In any case, both the EAT and the Court of Appeal overturned the ET’s finding that workplace representatives are, in legal terms, employees of their union. But they both agreed that workplace representatives are agents of their union.
That legal finding has enormous legal (and financial) implications for trade unions. It may be the subject of an appeal to the Supreme Court. But it is irrelevant to the more basic facts:
An employer (Unite) failed to protect an employee (Nailard) from gender-related harassment, and the employee went on to win a claim for unfair constructive dismissal. In a nutshell, and in everyday language, the employer failed to discharge their duty of care.
The Nailard of McCluskey’s e-mail is not a victim of “‘a sickening and orchestrated campaign of harassment including bullying and even sexual harassment, (which) Unite failed to deal with firmly or decisively.”
Instead, she is portrayed as a woman driven by ulterior motives. According to the e-mail: “It has since become clear that Sally had other motives that had been planned for some time and she set out to try to secure a payment from the Union.”
McCluskey’s e-mail closes with the lament: “It is regrettable that left comrades would submit a motion such as this without first seeking an explanation from the leadership or executive.”

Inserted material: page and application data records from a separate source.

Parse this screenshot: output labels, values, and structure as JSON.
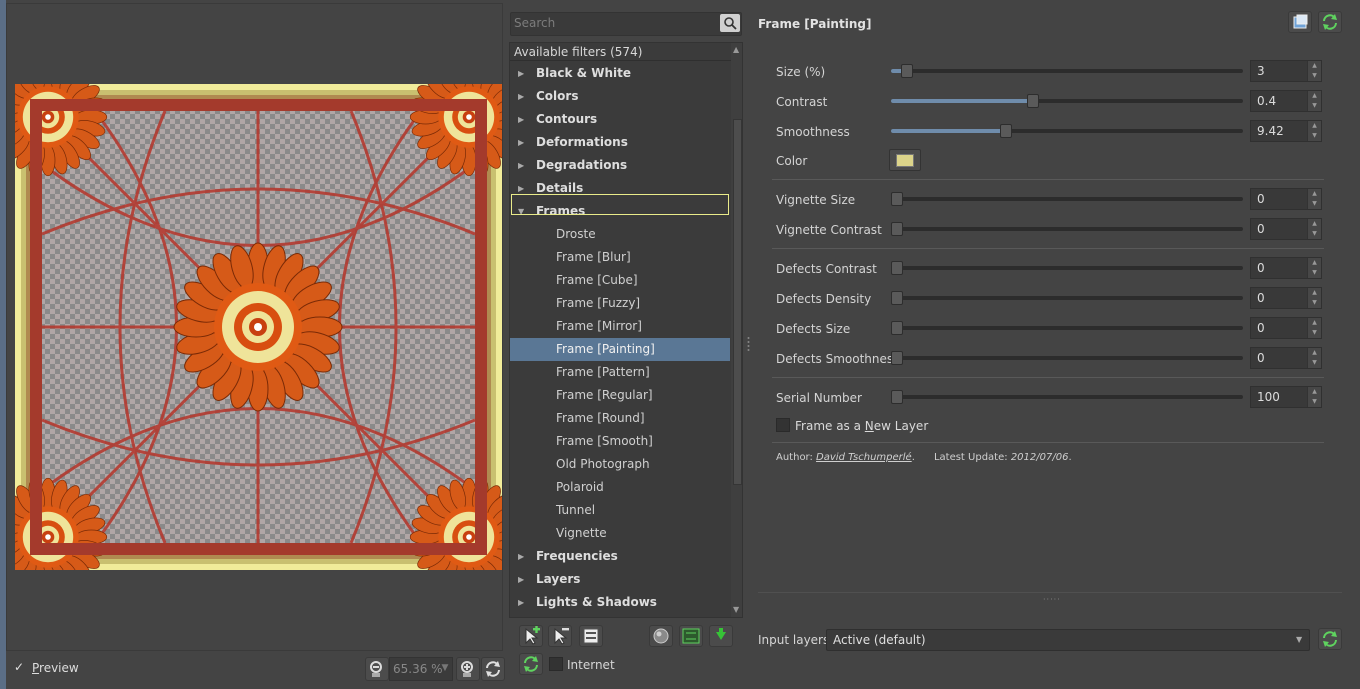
{
  "preview": {
    "checkbox_mark": "✓",
    "label_pre": "",
    "label_ul": "P",
    "label_post": "review",
    "zoom_value": "65.36 %"
  },
  "search": {
    "placeholder": "Search"
  },
  "filters": {
    "header": "Available filters (574)",
    "categories_before": [
      "Black & White",
      "Colors",
      "Contours",
      "Deformations",
      "Degradations",
      "Details"
    ],
    "open_category": "Frames",
    "items": [
      "Droste",
      "Frame [Blur]",
      "Frame [Cube]",
      "Frame [Fuzzy]",
      "Frame [Mirror]",
      "Frame [Painting]",
      "Frame [Pattern]",
      "Frame [Regular]",
      "Frame [Round]",
      "Frame [Smooth]",
      "Old Photograph",
      "Polaroid",
      "Tunnel",
      "Vignette"
    ],
    "selected_item": "Frame [Painting]",
    "categories_after": [
      "Frequencies",
      "Layers",
      "Lights & Shadows"
    ]
  },
  "internet": {
    "label": "Internet"
  },
  "settings": {
    "title": "Frame [Painting]",
    "params": [
      {
        "label": "Size (%)",
        "value": "3",
        "level": 0.03
      },
      {
        "label": "Contrast",
        "value": "0.4",
        "level": 0.4
      },
      {
        "label": "Smoothness",
        "value": "9.42",
        "level": 0.32
      }
    ],
    "color_label": "Color",
    "color_value": "#dcd48a",
    "vignette": [
      {
        "label": "Vignette Size",
        "value": "0",
        "level": 0
      },
      {
        "label": "Vignette Contrast",
        "value": "0",
        "level": 0
      }
    ],
    "defects": [
      {
        "label": "Defects Contrast",
        "value": "0",
        "level": 0
      },
      {
        "label": "Defects Density",
        "value": "0",
        "level": 0
      },
      {
        "label": "Defects Size",
        "value": "0",
        "level": 0
      },
      {
        "label": "Defects Smoothness",
        "value": "0",
        "level": 0
      }
    ],
    "serial": {
      "label": "Serial Number",
      "value": "100",
      "level": 0
    },
    "new_layer_pre": "Frame as a ",
    "new_layer_ul": "N",
    "new_layer_post": "ew Layer",
    "author_prefix": "Author: ",
    "author_name": "David Tschumperlé",
    "author_suffix": ".",
    "update_prefix": "Latest Update: ",
    "update_date": "2012/07/06",
    "update_suffix": "."
  },
  "input_layers": {
    "label": "Input layers",
    "value": "Active (default)"
  },
  "colors": {
    "accent": "#5a7795",
    "highlight": "#e9eb8a",
    "bg": "#444444"
  }
}
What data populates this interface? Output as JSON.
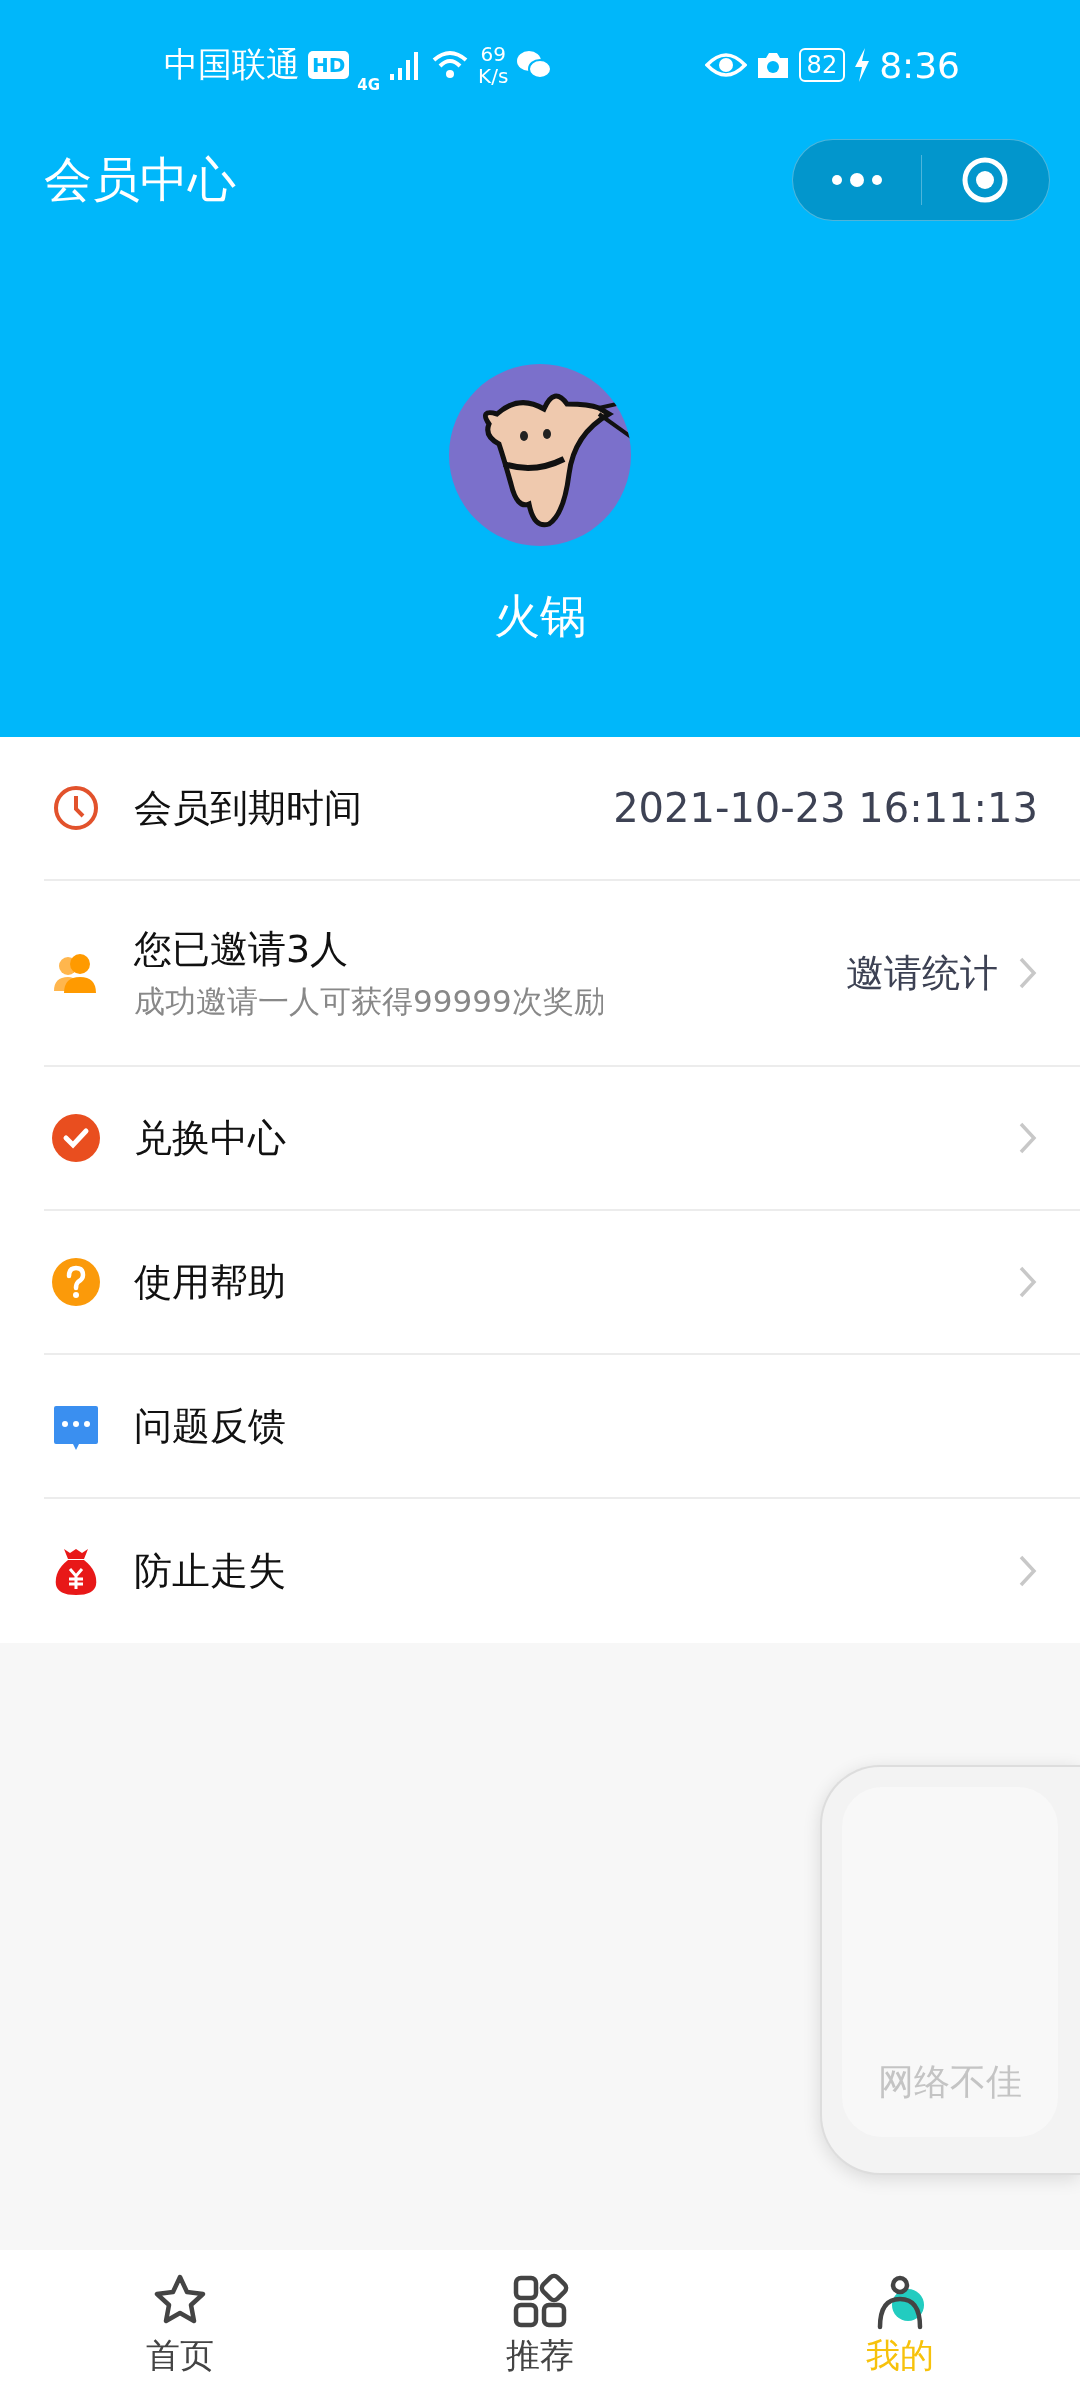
{
  "status_bar": {
    "carrier": "中国联通",
    "hd": "HD",
    "network": "4G",
    "speed": "69",
    "speed_unit": "K/s",
    "battery": "82",
    "time": "8:36"
  },
  "title_bar": {
    "title": "会员中心"
  },
  "profile": {
    "name": "火锅"
  },
  "menu": [
    {
      "kind": "value",
      "title": "会员到期时间",
      "value": "2021-10-23 16:11:13",
      "chevron": false
    },
    {
      "kind": "invite",
      "title": "您已邀请3人",
      "subtitle": "成功邀请一人可获得99999次奖励",
      "link": "邀请统计",
      "chevron": true
    },
    {
      "kind": "nav",
      "title": "兑换中心",
      "chevron": true
    },
    {
      "kind": "nav",
      "title": "使用帮助",
      "chevron": true
    },
    {
      "kind": "nav",
      "title": "问题反馈",
      "chevron": false
    },
    {
      "kind": "nav",
      "title": "防止走失",
      "chevron": true
    }
  ],
  "float_panel": {
    "message": "网络不佳"
  },
  "tabs": [
    {
      "label": "首页",
      "selected": false
    },
    {
      "label": "推荐",
      "selected": false
    },
    {
      "label": "我的",
      "selected": true
    }
  ]
}
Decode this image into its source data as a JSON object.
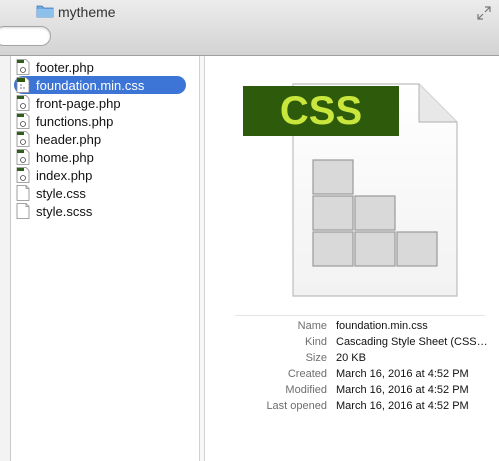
{
  "window": {
    "title": "mytheme",
    "folder_icon": "folder-icon"
  },
  "files": [
    {
      "name": "footer.php",
      "icon": "php-file-icon",
      "selected": false
    },
    {
      "name": "foundation.min.css",
      "icon": "css-file-icon",
      "selected": true
    },
    {
      "name": "front-page.php",
      "icon": "php-file-icon",
      "selected": false
    },
    {
      "name": "functions.php",
      "icon": "php-file-icon",
      "selected": false
    },
    {
      "name": "header.php",
      "icon": "php-file-icon",
      "selected": false
    },
    {
      "name": "home.php",
      "icon": "php-file-icon",
      "selected": false
    },
    {
      "name": "index.php",
      "icon": "php-file-icon",
      "selected": false
    },
    {
      "name": "style.css",
      "icon": "blank-file-icon",
      "selected": false
    },
    {
      "name": "style.scss",
      "icon": "blank-file-icon",
      "selected": false
    }
  ],
  "preview": {
    "badge": "CSS",
    "badge_color": "#2d5a0b",
    "badge_text_color": "#c8e63c",
    "info": {
      "name_label": "Name",
      "name_value": "foundation.min.css",
      "kind_label": "Kind",
      "kind_value": "Cascading Style Sheet (CSS…",
      "size_label": "Size",
      "size_value": "20 KB",
      "created_label": "Created",
      "created_value": "March 16, 2016 at 4:52 PM",
      "modified_label": "Modified",
      "modified_value": "March 16, 2016 at 4:52 PM",
      "opened_label": "Last opened",
      "opened_value": "March 16, 2016 at 4:52 PM"
    }
  },
  "colors": {
    "selection": "#3d75d6",
    "titlebar": "#dcdcdc"
  }
}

Given the abyss which separates the contents of McCluskey’s e-mail from the factual findings of the Employment Tribunal, those left comrades were clearly correct not to look to Holborn for a ‘correct’ interpretation of the legal proceedings.